Home, Belonging & Language

A day of exploring

27 July 2018, 9:00 – 18:00, King’s College London

Free and open to everyone, but tickets are limited: Please book here.

(c) Briony Campbell

We would like to invite you to join us for exploring notions of home and belonging in relation to migration, identity and language. We live in a society built on migration where many languages are spoken and where many people feel they belong to more than one place (be that the Welsh village where they grew up and the big city they moved to as adults, or the Indian capital their parents left in favour of the European village where they spent their childhood).

With the opportunities and pressures of globalisation and in times of unprecedented economic and forced migration, notions of ‘home’ are becoming more fluid. The traditional idea of ‘home’ as a fixed, defined place that can easily be named, may, indeed, be crumbling. How do we each configure our own understanding of what home means, of what belonging means? How are ‘home’ and ‘belonging’ constructed in politics or in public discourse? How are home or belonging articulated through language? What is lost or gained in translation?

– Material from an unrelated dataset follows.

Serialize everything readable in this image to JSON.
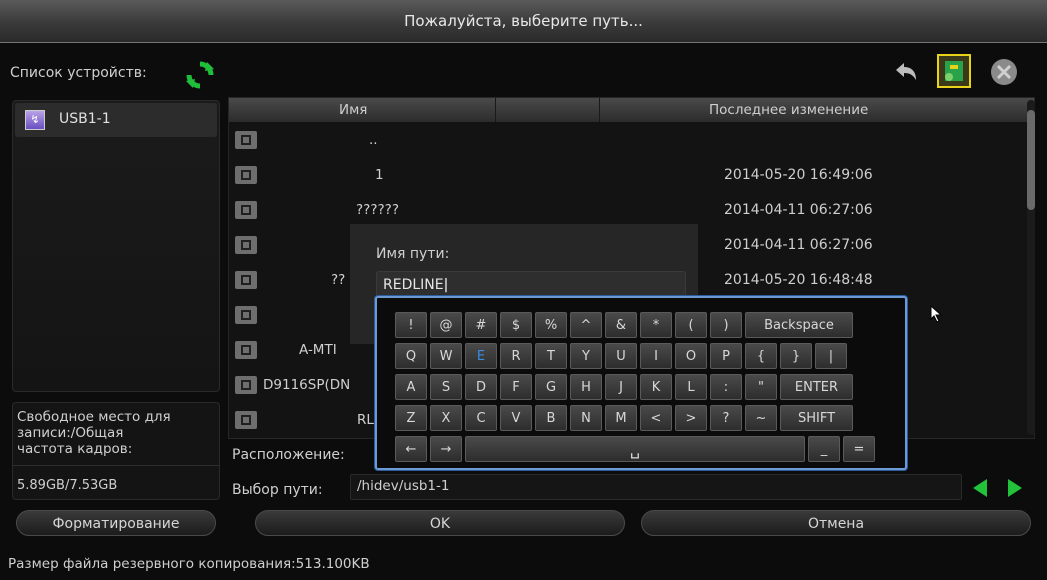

This day of exploration will combine group analytical methods like a large group session with talks andpresentations by our invited speakers as well as a practical workshop and an open forum. Speakers include experts and practitioners from a variety of disciplines as we aim to examine ‘home’ and ‘belonging’ from different angles and perspectives from group-analysis, language education and fine arts to translation theory and practice. Through the interactive formats of the large group at the beginning of the day and the open forum at the end, everyone will be able to join the discussion and take a stake in what home and belonging mean.

Attendees/participants are also warmly invited to the opening of the exhibition ‘Home on the Move’ at the National Poetry Library on the evening of 26 July, where there will also be an opportunity to meet some of the artists, poets and translators.

Speakers:

Teodor Ajder (editor of trilingual migrant magazine Mamaliga, Warsaw), Maria-José Blanco (group work conductor), Briony Campbell (filmmaker and photographer), Simon Coffey (School of Education, King’s College London), Manuela Perteghella & Ricarda Vidal (curators of Talking Transformations/ King’s College London), Zuzanna Janin (artist/filmmaker), Joanna Kosmalska (Polish writers in Britain, University of Lodz), Maria McLintock (curator of System of Systems ), Loredana Polezzi (Translation Studies, University of Cardiff)

Organisers: Ricarda Vidal, Manuela Perteghella, Maria-Jose Blanco

 

Programme

Thursday, 26th July

7.30pm-9.30pm

Exhibition opening at The National Poetry Library with poetry readings and multilingual performance. 
National Poetry Library, Level 5, Blue Side, Royal Festival Hall Southbank Centre, London SE1 8XX
FREE, but places are limited – please book your ticket here

Friday, 27th July

A day of exploring at King’s College London
Room 1.62, Franklin-Wilkins Building, Waterloo Campus, London SE1 9NH

9.00-9.30 Registration

9.30-10.30 Large group (led by Maria-José Blanco)

10.30-11.00 Coffees

11.00 -12.30 Panel 1:

  • Simon Coffey on language learner autobiographies (‘home’ and the ‘unhomely’)
  • Loredana Polezzi on translation and migration
  • Joanna Kosmalska on the transnational home in Polish literature
  • Q&A

12.30-13.30 Lunch (not provided)

13.30-14.30 Panel 2:

  • Zuzanna Janin on making art and making a home between London and Warsaw
  • Briony Campbell on home-making across racial and continental borders
  • Q&A

14.30-15.30 Workshop on translating ‘home’ (led by Manuela Perteghella & Ricarda Vidal) with coffees

15.30-16.30 Panel 3:

  • Teodor Ajder on translation, migration and the migrant’s voice
  • Maria McLintock on bureaucracy, political power and asylum seekers
  • Q&A

16.30-18.00 Large group (led by Maria-José Blanco) and open forum with wine reception

Full details of the programme will be published here soon.

 

Sponsored by the Department of Culture, Media & Creative Industries and the Faculty of Arts and Humanities, King’s College London.